[YOUR GOAL]:
Return only those lines of the listing that hold the word "description".

[MATERIAL FOR THE TASK]:
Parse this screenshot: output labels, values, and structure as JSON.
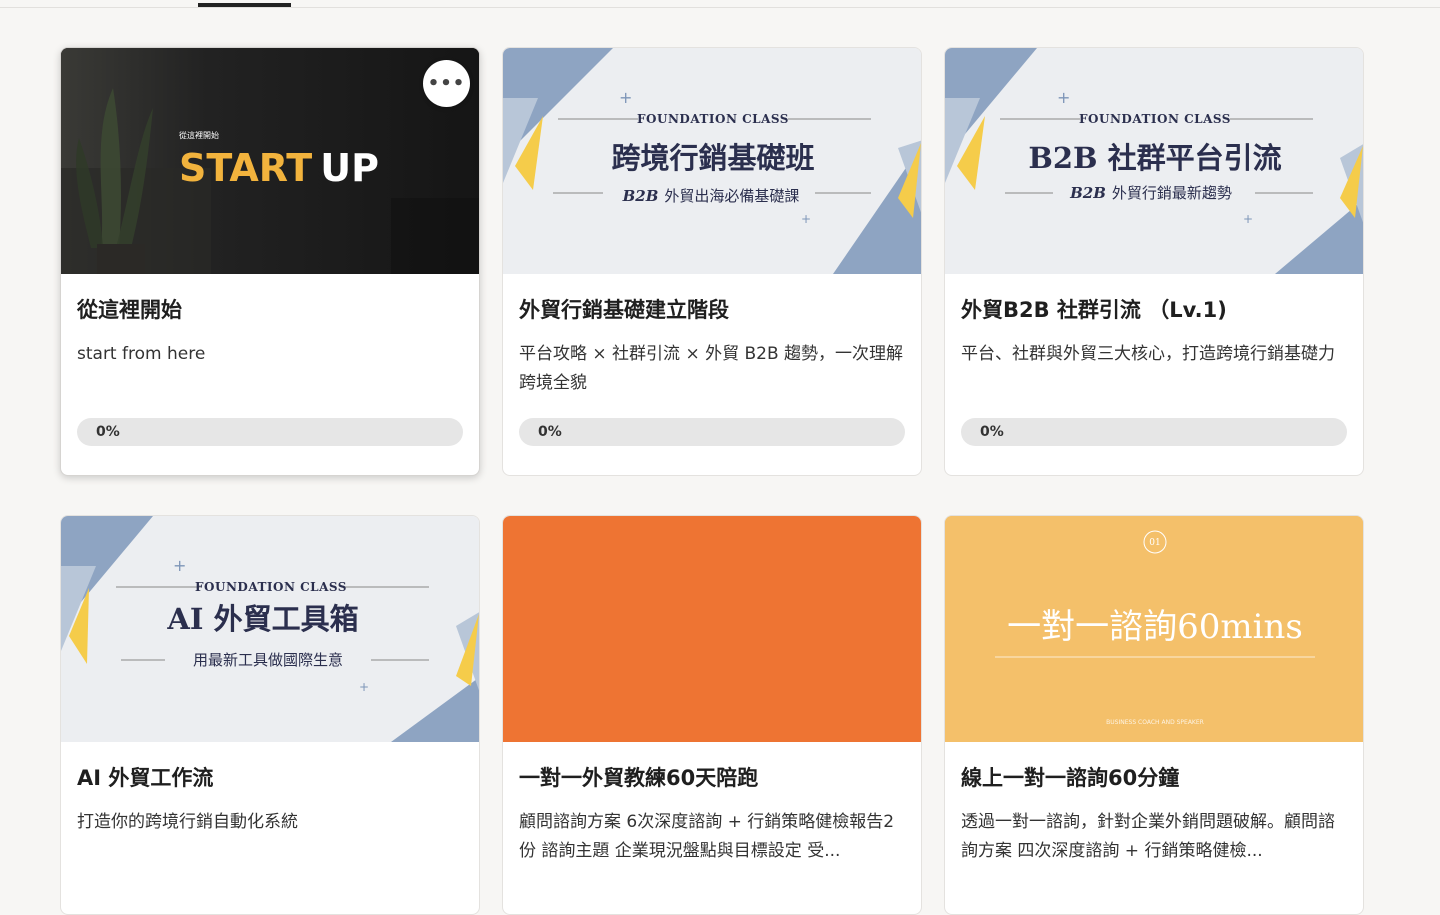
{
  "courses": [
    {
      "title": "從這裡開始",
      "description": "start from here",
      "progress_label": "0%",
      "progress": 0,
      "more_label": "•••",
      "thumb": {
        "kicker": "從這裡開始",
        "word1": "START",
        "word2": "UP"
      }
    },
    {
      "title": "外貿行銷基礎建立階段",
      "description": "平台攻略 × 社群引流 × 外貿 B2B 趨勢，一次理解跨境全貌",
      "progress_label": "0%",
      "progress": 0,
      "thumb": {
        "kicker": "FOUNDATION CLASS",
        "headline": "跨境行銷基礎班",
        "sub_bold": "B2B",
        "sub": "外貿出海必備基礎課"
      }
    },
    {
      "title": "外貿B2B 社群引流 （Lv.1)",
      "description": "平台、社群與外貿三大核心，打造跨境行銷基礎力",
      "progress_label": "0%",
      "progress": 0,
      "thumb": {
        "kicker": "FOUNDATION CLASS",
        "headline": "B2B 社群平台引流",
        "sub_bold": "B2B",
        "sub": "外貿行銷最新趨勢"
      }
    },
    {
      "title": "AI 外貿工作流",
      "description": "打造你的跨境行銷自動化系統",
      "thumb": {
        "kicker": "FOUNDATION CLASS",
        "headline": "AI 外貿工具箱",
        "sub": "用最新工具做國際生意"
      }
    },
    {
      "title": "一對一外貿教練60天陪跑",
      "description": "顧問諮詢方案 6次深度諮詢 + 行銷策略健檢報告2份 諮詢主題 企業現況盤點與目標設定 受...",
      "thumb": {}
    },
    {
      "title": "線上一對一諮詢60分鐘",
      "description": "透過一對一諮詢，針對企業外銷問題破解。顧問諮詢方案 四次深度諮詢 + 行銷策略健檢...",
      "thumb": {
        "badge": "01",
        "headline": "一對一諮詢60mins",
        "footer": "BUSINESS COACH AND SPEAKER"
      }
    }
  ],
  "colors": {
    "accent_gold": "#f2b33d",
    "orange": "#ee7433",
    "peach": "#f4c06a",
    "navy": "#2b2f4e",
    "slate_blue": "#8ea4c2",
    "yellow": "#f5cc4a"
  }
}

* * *

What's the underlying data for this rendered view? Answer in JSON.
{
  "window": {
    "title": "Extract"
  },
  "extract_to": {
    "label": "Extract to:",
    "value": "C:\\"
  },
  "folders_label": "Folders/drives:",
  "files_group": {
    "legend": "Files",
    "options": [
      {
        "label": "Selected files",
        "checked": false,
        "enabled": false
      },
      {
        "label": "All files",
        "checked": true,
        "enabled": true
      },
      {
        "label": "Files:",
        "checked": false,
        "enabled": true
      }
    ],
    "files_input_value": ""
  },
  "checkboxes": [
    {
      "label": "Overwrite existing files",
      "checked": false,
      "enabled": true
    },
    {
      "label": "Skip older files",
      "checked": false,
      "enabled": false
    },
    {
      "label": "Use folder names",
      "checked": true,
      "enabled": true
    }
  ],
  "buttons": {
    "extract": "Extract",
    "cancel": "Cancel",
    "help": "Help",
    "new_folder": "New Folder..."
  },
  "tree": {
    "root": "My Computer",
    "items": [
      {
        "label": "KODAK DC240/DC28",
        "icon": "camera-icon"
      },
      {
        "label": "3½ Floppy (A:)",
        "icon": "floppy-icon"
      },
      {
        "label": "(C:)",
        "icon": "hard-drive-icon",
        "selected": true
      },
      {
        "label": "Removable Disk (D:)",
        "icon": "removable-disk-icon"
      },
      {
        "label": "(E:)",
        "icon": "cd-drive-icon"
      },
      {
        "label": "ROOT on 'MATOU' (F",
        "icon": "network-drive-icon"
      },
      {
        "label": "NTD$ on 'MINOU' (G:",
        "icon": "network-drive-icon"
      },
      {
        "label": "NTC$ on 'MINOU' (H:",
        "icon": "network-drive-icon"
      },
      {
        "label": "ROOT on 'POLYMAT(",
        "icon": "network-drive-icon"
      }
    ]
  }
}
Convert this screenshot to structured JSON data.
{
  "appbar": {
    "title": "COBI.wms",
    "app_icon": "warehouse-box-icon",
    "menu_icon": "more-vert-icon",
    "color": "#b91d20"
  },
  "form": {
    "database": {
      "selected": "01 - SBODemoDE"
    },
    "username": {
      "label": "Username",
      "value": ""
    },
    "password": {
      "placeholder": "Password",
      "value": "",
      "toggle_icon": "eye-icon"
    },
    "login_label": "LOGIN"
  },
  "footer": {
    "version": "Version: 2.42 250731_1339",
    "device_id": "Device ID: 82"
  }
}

[RESPONSE TO THIS EXERCISE]:
      "description": "start from here",
      "description": "平台攻略 × 社群引流 × 外貿 B2B 趨勢，一次理解跨境全貌",
      "description": "平台、社群與外貿三大核心，打造跨境行銷基礎力",
      "description": "打造你的跨境行銷自動化系統",
      "description": "顧問諮詢方案 6次深度諮詢 + 行銷策略健檢報告2份 諮詢主題 企業現況盤點與目標設定 受...",
      "description": "透過一對一諮詢，針對企業外銷問題破解。顧問諮詢方案 四次深度諮詢 + 行銷策略健檢...",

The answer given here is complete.